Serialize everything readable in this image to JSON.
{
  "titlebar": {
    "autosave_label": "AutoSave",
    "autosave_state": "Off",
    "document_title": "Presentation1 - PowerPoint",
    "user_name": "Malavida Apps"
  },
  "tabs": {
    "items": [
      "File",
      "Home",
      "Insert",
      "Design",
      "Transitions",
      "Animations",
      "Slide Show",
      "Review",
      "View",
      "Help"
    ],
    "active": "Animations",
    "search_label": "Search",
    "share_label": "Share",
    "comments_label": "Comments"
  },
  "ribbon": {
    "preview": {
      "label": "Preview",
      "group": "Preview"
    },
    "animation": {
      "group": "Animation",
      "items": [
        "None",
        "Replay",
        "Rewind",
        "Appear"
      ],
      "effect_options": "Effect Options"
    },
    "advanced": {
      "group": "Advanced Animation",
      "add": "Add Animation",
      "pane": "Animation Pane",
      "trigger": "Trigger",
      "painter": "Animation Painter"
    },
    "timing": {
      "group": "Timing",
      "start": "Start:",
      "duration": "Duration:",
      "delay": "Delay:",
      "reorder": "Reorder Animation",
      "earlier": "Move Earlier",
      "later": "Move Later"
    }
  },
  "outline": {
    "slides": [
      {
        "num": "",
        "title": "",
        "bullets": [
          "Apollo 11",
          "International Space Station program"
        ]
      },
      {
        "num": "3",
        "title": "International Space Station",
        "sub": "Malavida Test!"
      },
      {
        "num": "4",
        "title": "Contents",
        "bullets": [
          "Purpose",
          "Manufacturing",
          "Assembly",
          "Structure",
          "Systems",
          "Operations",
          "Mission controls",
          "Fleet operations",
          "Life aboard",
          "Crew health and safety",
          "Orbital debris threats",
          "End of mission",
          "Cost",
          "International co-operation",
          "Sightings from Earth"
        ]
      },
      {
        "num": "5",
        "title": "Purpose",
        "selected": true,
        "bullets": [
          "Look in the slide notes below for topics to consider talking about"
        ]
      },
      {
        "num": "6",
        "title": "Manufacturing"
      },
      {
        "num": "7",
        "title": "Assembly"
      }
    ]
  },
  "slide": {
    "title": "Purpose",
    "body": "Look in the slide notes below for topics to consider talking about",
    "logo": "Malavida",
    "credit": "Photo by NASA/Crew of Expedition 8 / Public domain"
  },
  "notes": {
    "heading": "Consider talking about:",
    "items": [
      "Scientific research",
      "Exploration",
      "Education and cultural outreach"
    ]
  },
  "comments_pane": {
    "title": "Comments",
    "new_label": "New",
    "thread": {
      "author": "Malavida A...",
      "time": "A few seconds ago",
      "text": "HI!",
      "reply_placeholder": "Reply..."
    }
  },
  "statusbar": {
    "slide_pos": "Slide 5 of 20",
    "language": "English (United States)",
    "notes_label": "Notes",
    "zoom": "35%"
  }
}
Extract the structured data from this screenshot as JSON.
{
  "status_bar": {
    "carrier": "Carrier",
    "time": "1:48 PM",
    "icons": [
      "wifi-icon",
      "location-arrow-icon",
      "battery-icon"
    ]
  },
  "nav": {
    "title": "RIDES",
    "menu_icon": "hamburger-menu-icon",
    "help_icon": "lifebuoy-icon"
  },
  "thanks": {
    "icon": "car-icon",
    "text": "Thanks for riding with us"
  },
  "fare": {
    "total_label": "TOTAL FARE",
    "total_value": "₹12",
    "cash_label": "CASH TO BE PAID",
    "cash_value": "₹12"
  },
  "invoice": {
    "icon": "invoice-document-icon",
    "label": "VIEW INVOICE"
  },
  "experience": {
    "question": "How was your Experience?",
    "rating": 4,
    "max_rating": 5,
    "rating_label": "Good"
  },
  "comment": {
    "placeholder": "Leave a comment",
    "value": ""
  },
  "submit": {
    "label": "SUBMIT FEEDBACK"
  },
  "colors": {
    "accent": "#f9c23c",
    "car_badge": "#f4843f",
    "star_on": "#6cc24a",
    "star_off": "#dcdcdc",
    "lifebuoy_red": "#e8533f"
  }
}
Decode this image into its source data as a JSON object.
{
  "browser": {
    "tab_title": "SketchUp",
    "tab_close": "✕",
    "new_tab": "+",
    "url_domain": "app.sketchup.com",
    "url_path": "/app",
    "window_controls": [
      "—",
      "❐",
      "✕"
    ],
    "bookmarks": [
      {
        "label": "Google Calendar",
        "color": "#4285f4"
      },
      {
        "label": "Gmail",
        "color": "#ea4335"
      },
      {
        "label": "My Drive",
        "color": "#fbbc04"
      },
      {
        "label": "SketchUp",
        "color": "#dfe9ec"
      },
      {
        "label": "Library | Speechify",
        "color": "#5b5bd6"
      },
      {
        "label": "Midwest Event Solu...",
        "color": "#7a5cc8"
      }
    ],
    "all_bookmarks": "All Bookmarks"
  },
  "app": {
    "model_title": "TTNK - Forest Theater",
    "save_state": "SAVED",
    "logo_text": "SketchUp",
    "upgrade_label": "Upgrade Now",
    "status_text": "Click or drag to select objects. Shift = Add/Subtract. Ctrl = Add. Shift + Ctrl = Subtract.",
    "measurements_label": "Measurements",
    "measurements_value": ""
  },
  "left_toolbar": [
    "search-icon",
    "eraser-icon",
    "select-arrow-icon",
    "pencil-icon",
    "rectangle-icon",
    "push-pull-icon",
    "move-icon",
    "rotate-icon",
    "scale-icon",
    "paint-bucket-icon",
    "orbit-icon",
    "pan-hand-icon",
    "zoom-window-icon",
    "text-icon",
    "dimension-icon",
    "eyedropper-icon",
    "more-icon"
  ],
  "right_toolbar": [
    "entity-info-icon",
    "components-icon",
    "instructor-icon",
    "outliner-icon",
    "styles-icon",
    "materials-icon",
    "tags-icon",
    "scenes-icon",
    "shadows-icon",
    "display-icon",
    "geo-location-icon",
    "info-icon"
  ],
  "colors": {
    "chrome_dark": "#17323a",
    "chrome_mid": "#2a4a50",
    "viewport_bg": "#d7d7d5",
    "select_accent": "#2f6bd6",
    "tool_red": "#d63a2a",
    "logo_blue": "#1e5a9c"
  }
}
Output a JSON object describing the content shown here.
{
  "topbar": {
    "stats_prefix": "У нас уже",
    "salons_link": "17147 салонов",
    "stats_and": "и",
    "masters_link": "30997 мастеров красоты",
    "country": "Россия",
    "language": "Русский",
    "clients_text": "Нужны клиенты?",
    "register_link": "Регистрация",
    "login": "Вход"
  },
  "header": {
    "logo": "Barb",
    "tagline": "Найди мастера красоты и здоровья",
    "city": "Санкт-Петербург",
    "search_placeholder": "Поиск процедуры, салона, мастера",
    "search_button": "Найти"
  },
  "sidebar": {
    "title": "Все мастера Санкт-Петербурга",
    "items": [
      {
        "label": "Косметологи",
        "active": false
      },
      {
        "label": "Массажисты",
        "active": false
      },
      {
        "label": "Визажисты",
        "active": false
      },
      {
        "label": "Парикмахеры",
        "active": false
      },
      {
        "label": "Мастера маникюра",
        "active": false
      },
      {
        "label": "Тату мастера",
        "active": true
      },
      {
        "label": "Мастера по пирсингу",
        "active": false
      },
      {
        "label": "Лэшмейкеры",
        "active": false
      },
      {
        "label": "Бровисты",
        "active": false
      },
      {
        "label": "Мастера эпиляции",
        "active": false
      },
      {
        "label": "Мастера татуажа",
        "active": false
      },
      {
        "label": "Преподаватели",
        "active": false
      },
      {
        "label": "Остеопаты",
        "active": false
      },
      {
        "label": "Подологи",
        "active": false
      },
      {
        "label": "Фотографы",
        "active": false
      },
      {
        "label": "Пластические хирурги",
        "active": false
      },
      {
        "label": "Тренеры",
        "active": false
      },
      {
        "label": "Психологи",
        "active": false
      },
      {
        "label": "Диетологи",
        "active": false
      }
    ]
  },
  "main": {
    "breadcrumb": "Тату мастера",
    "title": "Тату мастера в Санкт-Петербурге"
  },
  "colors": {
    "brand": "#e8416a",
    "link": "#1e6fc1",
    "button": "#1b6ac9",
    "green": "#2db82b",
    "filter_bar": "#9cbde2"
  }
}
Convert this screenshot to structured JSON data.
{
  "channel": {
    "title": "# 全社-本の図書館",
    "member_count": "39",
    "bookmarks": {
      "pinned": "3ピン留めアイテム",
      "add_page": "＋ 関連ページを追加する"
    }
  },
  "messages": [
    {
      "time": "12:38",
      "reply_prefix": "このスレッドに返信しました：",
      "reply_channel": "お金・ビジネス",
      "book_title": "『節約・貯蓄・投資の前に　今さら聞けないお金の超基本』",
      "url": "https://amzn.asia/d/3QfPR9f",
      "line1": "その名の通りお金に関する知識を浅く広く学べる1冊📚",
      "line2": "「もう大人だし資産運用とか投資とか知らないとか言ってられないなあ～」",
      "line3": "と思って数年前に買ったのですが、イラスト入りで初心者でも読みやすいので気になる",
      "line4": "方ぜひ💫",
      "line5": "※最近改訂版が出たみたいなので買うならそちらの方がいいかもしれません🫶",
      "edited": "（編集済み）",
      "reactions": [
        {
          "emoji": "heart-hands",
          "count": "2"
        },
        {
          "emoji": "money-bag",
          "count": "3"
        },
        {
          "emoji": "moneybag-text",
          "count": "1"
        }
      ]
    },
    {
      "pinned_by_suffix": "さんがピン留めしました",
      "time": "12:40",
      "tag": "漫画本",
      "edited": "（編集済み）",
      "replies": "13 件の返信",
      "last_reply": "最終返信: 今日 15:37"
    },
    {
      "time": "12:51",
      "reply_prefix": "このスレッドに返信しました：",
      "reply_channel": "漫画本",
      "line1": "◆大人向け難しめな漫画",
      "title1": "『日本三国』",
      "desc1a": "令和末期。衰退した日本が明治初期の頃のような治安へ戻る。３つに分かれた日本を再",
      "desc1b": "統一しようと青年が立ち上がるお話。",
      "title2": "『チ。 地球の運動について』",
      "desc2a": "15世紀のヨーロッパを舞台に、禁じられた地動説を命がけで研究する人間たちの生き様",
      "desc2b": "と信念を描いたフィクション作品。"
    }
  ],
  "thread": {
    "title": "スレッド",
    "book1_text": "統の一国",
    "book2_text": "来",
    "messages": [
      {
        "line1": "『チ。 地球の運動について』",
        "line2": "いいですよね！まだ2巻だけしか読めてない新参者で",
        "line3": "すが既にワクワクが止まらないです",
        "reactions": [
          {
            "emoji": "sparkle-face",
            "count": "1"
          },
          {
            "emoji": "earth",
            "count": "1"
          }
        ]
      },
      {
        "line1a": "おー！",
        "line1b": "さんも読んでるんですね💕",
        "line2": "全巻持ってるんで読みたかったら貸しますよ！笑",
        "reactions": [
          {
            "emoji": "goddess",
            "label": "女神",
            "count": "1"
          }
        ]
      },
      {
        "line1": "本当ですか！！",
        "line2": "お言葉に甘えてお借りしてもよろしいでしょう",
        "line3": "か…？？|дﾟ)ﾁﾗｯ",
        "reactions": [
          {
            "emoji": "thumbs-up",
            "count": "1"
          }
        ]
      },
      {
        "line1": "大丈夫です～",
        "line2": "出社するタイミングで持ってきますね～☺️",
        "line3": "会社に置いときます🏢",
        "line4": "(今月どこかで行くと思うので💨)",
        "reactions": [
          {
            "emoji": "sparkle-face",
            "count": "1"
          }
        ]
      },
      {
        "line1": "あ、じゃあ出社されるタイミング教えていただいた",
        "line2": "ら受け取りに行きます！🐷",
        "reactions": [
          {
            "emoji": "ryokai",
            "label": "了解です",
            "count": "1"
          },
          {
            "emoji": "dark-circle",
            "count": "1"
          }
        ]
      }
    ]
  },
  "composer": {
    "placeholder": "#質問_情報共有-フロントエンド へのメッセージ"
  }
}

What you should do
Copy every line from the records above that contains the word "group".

Written answer
      "group": "Preview"
      "group": "Animation",
      "group": "Advanced Animation",
      "group": "Timing",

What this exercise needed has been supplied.